§ **Web page and app entries**:
'''

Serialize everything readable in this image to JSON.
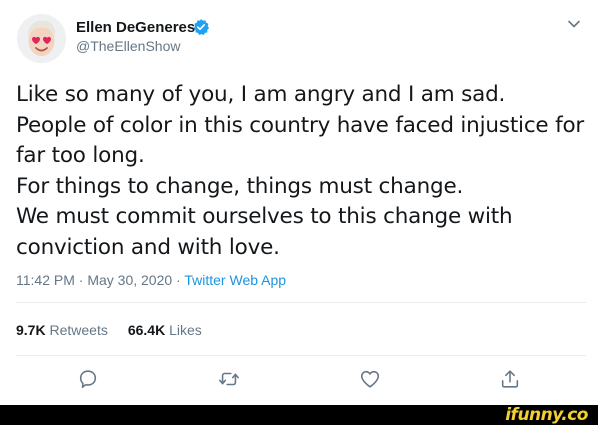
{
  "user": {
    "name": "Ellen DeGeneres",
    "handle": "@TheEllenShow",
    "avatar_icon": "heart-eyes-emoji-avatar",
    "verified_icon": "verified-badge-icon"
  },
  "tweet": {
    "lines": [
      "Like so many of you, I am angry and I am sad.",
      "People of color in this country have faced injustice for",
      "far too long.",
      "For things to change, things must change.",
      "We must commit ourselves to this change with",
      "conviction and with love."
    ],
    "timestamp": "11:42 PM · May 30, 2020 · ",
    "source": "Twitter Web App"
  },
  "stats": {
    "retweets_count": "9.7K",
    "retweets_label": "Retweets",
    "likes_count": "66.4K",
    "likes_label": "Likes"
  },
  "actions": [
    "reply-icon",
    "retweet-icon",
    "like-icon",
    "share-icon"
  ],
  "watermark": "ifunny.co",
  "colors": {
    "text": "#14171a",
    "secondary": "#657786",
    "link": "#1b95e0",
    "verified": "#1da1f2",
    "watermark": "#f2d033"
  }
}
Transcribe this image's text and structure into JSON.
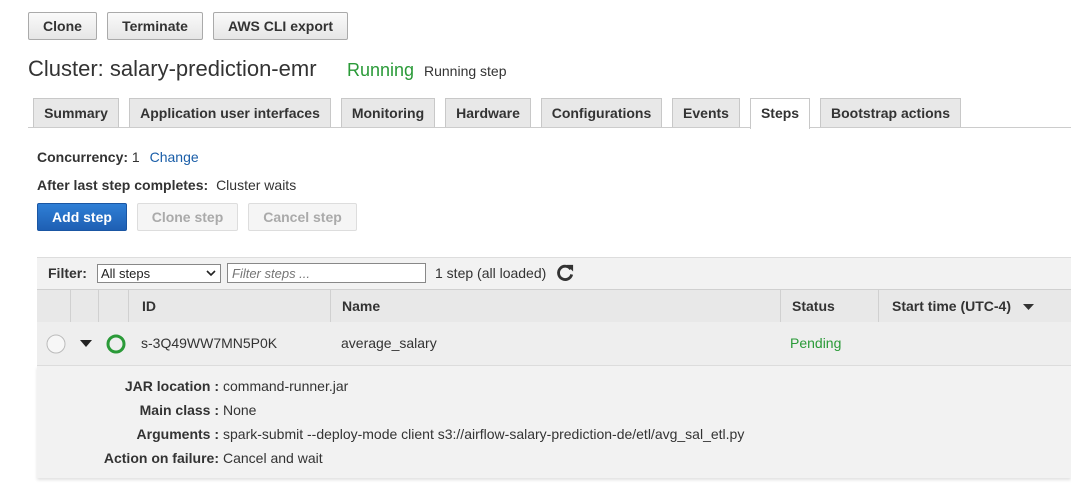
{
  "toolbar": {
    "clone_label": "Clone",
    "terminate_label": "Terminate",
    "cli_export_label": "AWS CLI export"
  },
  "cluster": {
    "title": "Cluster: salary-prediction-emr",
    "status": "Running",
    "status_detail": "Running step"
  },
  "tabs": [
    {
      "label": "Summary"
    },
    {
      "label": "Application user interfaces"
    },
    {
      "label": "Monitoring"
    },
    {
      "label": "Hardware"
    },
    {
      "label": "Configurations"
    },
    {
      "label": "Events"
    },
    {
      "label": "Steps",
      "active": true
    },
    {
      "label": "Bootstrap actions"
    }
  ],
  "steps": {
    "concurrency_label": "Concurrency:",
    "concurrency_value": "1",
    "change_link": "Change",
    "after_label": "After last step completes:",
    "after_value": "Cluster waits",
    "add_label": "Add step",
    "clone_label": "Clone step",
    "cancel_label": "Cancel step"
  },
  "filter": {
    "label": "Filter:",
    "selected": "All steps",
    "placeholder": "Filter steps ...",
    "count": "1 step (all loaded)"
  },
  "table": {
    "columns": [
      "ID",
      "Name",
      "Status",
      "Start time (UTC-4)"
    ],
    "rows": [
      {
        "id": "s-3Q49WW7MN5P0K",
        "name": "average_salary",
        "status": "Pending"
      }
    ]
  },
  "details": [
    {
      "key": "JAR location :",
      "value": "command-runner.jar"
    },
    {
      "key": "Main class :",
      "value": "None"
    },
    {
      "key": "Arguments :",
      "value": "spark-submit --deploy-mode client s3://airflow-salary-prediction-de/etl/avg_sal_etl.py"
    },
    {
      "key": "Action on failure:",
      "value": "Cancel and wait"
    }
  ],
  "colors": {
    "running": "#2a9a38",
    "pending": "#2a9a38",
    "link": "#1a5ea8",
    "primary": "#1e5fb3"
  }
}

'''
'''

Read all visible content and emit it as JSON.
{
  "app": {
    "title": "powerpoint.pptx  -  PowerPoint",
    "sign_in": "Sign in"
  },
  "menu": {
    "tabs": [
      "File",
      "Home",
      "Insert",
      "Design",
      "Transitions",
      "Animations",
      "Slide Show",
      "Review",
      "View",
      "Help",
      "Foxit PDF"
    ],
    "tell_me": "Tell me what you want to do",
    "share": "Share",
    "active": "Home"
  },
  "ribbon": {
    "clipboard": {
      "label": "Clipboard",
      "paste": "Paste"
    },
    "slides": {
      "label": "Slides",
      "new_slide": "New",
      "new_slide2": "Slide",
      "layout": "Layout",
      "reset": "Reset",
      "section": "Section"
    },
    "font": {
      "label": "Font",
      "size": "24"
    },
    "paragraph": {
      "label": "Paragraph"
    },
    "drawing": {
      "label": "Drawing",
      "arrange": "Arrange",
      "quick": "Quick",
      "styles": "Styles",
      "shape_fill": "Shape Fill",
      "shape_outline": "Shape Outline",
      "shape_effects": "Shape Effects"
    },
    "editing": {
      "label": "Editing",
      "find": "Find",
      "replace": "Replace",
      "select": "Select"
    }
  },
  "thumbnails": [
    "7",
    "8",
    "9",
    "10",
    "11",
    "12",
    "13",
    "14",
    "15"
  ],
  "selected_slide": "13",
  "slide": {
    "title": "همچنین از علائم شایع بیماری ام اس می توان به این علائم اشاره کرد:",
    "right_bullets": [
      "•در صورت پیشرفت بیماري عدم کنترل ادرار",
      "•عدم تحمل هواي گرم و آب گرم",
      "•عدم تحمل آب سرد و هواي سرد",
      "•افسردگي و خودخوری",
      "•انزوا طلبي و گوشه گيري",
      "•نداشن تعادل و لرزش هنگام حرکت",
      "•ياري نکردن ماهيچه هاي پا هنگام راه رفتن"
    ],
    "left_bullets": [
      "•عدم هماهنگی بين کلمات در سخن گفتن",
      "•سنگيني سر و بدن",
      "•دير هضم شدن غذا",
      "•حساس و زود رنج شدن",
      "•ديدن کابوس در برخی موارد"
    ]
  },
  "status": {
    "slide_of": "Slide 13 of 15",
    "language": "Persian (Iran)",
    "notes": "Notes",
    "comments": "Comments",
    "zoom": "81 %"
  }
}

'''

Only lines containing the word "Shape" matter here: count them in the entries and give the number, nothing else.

3